[Source records]

[Start of Attachment]

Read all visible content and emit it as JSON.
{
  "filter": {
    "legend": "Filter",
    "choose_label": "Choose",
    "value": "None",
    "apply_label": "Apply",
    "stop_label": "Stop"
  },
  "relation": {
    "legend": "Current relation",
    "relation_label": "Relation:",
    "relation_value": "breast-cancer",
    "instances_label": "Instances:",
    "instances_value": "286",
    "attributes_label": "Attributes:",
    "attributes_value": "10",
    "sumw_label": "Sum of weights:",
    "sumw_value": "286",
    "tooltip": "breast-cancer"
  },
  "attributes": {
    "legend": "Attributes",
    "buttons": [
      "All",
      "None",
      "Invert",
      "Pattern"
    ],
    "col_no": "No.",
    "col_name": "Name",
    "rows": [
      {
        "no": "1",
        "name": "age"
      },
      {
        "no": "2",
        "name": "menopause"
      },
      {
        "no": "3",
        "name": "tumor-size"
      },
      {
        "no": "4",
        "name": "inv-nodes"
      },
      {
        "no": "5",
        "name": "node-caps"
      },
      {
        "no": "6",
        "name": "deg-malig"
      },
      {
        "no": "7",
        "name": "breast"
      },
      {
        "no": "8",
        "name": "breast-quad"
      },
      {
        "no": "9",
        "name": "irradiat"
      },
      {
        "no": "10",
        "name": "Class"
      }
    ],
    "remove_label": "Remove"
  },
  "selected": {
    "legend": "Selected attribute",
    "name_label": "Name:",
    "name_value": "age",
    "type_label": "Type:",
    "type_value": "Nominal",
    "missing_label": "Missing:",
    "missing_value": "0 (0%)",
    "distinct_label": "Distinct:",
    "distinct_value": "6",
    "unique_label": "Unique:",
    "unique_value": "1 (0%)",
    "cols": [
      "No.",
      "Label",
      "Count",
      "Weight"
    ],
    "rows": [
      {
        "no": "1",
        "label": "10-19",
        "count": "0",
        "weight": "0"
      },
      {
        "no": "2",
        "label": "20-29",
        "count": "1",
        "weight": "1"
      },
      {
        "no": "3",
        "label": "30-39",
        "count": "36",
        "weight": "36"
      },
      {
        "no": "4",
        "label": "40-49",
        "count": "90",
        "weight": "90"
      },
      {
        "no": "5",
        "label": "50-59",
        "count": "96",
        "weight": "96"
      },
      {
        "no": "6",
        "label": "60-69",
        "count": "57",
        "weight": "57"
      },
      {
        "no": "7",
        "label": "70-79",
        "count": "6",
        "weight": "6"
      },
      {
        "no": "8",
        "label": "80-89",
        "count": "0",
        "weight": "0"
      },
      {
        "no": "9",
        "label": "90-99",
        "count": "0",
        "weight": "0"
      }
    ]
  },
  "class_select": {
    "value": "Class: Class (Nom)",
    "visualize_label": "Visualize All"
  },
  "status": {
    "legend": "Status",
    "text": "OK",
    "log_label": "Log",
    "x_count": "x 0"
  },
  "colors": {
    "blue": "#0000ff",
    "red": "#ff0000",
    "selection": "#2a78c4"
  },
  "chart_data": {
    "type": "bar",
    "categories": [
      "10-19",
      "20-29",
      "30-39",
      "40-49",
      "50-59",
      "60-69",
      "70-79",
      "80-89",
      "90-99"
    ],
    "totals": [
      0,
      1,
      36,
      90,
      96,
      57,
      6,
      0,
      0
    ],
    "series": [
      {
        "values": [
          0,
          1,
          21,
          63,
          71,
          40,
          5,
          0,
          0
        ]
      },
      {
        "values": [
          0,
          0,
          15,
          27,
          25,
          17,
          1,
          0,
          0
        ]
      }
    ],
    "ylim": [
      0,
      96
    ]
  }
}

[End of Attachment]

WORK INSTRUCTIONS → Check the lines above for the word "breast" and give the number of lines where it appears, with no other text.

TASK RESULT → 4